[YOUR TASK]
Give back all of the data exactly, with every picture omitted.

(Excerpts from an interface dataset)
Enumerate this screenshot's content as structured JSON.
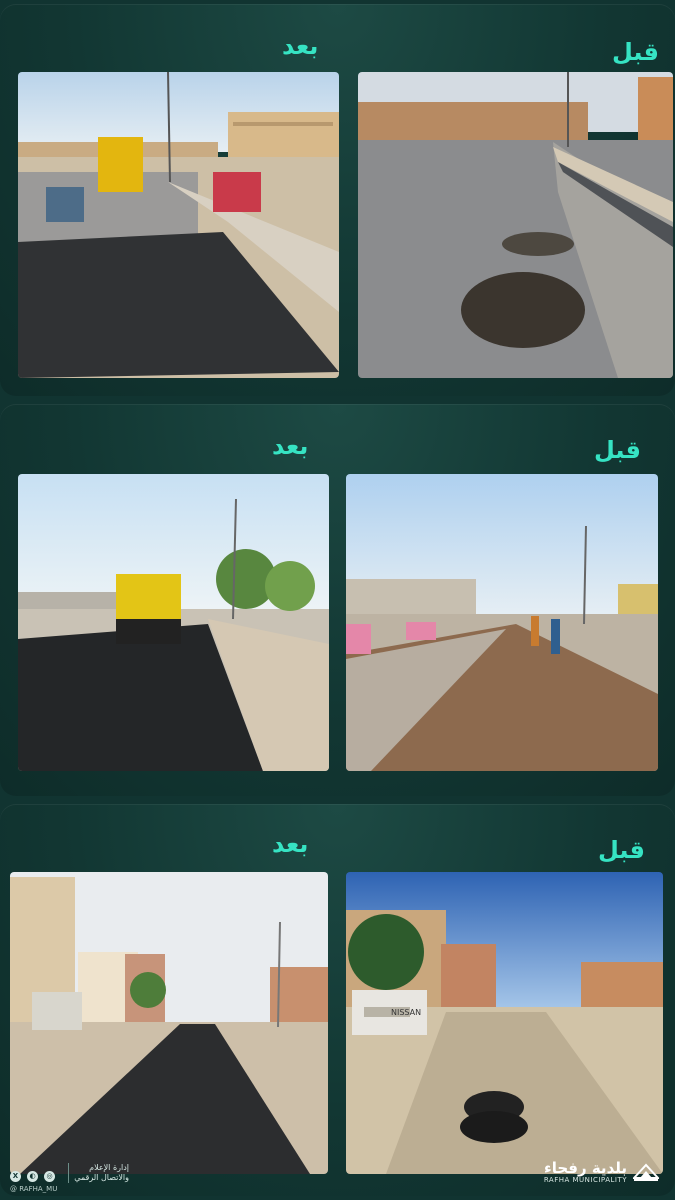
{
  "rows": [
    {
      "after_label": "بعد",
      "before_label": "قبل"
    },
    {
      "after_label": "بعد",
      "before_label": "قبل"
    },
    {
      "after_label": "بعد",
      "before_label": "قبل"
    }
  ],
  "photos": {
    "r1_before": {
      "plate": ""
    },
    "r3_before": {
      "truck_brand": "NISSAN"
    }
  },
  "footer": {
    "department_line1": "إدارة الإعلام",
    "department_line2": "والاتصال الرقمي",
    "handle": "@ RAFHA_MU",
    "brand_ar": "بلدية رفحاء",
    "brand_en": "RAFHA MUNICIPALITY"
  },
  "colors": {
    "accent": "#36e3c3",
    "background": "#113431"
  }
}
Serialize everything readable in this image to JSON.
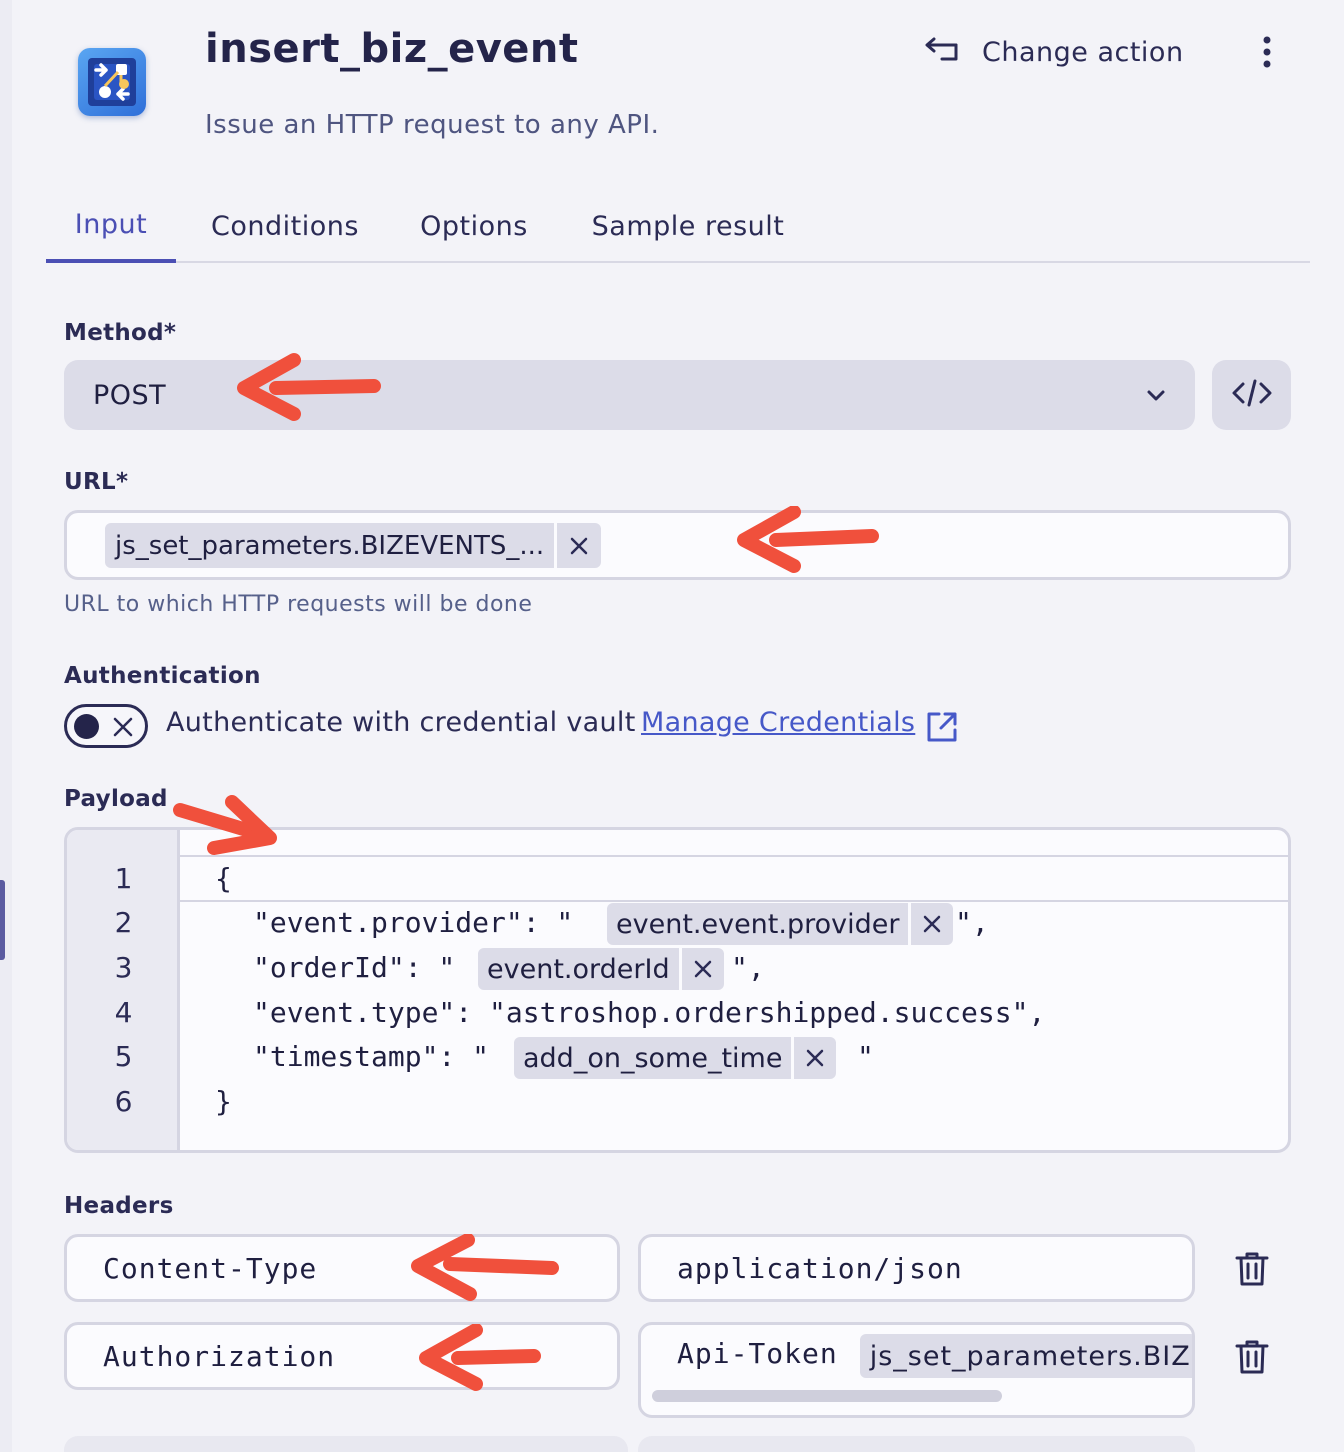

[YOUR RESPONSE]
Enumerate this screenshot's content as structured JSON.
{
  "rows": [
    {
      "after_label": "بعد",
      "before_label": "قبل"
    },
    {
      "after_label": "بعد",
      "before_label": "قبل"
    },
    {
      "after_label": "بعد",
      "before_label": "قبل"
    }
  ],
  "photos": {
    "r1_before": {
      "plate": ""
    },
    "r3_before": {
      "truck_brand": "NISSAN"
    }
  },
  "footer": {
    "department_line1": "إدارة الإعلام",
    "department_line2": "والاتصال الرقمي",
    "handle": "@ RAFHA_MU",
    "brand_ar": "بلدية رفحاء",
    "brand_en": "RAFHA MUNICIPALITY"
  },
  "colors": {
    "accent": "#36e3c3",
    "background": "#113431"
  }
}
Serialize everything readable in this image to JSON.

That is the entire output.